Thursday, 23 February 2017
Review The Cherry Orchard
A modern-dress version of Russian classic The Cherry Orchard sparks thoughts on revolution for Peter Barker as part of a provocative season at the Arcola Theatre.
The Cherry Orchard
by Anton Chekhov
This Land Is Your Land
Anton Chekhov’s final play The Cherry Orchard can be seen as an elegy for a lost world and for the British there may once have been a temptation to co-opt it into a post-imperial mindset. Or at least to look on the First World War as a watershed between the unpleasant now and the elegant past.
This 1977 adaptation of the play by playwright Trevor Griffiths, from a translation by Helen Rappaport, resolutely sets itself against a post-imperial reading; but it’s certainly post-something.
First produced at the Nottingham Playhouse, this is now the first time Griffiths’ adaptation has reached a London stage. However, this version did have an outing on television in 1981 in a technically groundbreaking BBC production.
Griffiths maintained he wanted his English version to revolutionize a play "seriously betrayed, almost consciously betrayed, over some 50 years ... The English still cling wilfully to the idea that the play is an elegy for the decline of civilization."
So now the Arcola Theatre's artistic director, Mehmet Ergen, who also directs, has positioned Chekhov's final play as the last in a season of plays looking at revolution -- Maxim Gorky’s The Lower Depths and the New Nigerians by Oladipo Agboluaje making up a trio.

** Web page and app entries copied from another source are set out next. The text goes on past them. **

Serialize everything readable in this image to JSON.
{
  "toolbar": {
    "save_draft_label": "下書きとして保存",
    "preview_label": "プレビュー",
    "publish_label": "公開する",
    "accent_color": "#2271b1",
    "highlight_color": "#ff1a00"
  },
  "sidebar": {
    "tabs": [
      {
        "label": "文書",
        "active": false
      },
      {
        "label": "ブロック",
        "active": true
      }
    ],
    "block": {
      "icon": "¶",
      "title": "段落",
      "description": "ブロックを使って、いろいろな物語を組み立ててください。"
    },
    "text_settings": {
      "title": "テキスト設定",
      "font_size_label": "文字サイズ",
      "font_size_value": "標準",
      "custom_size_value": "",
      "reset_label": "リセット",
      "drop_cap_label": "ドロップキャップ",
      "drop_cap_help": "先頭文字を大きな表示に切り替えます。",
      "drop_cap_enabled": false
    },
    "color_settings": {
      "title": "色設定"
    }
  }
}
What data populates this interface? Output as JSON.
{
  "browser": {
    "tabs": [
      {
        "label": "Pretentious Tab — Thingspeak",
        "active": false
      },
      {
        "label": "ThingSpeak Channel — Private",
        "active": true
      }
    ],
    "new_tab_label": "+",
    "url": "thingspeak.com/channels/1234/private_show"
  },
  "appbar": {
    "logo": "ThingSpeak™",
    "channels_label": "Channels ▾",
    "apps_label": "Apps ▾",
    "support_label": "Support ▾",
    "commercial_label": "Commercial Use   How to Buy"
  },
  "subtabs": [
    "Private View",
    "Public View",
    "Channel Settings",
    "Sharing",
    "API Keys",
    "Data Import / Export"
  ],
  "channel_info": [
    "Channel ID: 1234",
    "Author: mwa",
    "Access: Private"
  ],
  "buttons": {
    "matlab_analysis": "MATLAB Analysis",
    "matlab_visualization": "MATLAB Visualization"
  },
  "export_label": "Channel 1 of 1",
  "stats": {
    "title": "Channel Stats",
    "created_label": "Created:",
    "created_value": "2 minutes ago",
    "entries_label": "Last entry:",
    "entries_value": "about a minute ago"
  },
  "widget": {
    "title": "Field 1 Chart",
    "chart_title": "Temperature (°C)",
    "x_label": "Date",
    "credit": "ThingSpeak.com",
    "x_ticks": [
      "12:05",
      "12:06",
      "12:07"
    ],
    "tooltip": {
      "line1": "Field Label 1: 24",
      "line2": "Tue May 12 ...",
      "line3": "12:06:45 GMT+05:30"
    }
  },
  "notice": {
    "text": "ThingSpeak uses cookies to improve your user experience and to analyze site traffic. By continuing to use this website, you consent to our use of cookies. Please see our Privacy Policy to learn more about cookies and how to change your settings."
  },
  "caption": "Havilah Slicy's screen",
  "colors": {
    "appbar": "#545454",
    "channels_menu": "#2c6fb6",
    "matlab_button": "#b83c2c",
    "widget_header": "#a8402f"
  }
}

Chekhov in 1904 is no revolutionary although, like many others at the time, he sensed change was coming in his Russia and an overthrow of the old order. But there is no act of violence dispossessing the Ranevsky household of its renowned cherry orchard and other property. An off-stage property deal shunts them into the sidings.
A successful practitioner of a later revolution Mao Zedong, albeit responsible for the deaths of tens of millions, famously said: “革命不是一个请客吃饭 The revolution is not a dinner party.” But in Chekhov’s hands the social revolution does feel like a dinner party with a covert seismic shift, emphasized in this modern dress production.
The cherry orchard is part of Madame Ranevsky's debt-ridden estate. on the verge of being auctioned off when, further stripped of her wealth by a treacherous lover, she's rescued from Paris.
We follow her emotional and economic journey and Sian Thomas's Madame Ranevsky, as she slides from the imperious to the disorientated, still manages to keep our sympathy for this deeply flawed character.
Indeed, her powerful verbal disembowelment of the eternal student Trofimov (an eloquent and convincing Abhin Galeya) makes her grow in stature in our eyes, without ever becoming a frightening monster.
The household of decay also includes Jack Klaff’s charmingly eccentric but feckless Gayev, her brother, who is even less capable of leading a responsible life than Madame Ranevsky.
Set against the old order is the upwardly mobile entrepreneur Lophakin, Jude Akuwudike, the son of a freed serf who inevitably brings down his old patron as he climbs up.
He dances in joy tinged with bewilderment as fortunes change in his favour. His vision of the cherry orchard hanging with bodies of the dead from the past has a gruesome reality in hindsight, although in 1904 it is not yet revolution, just a changing of the guard.
Along with the eternal student, there is the eternal serf Firs, who views his class's emancipation as a disaster, captured in Robin Hooper’s doddering performance with his eye set on a past which is more certain because it is history.
Jade Williams gives a restrained but suitably self-denying performance as Varya, Ranevsky's adopted daughter. Equally, Simon Scardifield does a comic turn with glorious timing as the clumsy clerk Yepikhodov. But all are scooped up in unwelcome change.
Yet others look like emerging intact. Jim Bywaters' wonderfully gritty and humorous landowning neighbour Pischick still looks like a winner. And we can guess that Lily Wood’s sexy and thoroughly convincing ingénue Dunyasha will also be on the rise, perhaps alongside Ryan Wichert’s confident manservant Yasha.
Iona McLeish’s spare white set dominated by an unfeasibly tall bookcase is highly adaptable, aided by David Howe's lighting and sound by Neil McKeown, which draw us into the world of ghosts and dreams that is the cherry orchard.
But it is to the future, pregnant with danger and uncertainty, that Ergen would like to direct us. If at one point, Pischick does say, “Something will happen, you see; if not today, then tomorrow.”, it feels like an inclusive moment for all of us.
Change is afoot. Chekhov never saw later revolutions, when a class of people overthrew another by an act of violence. We are now post-imperial, post-Cold War, post-Brexit, post-Trump election and this thought-provoking amber/green light production may well point us towards a post-dinner party world.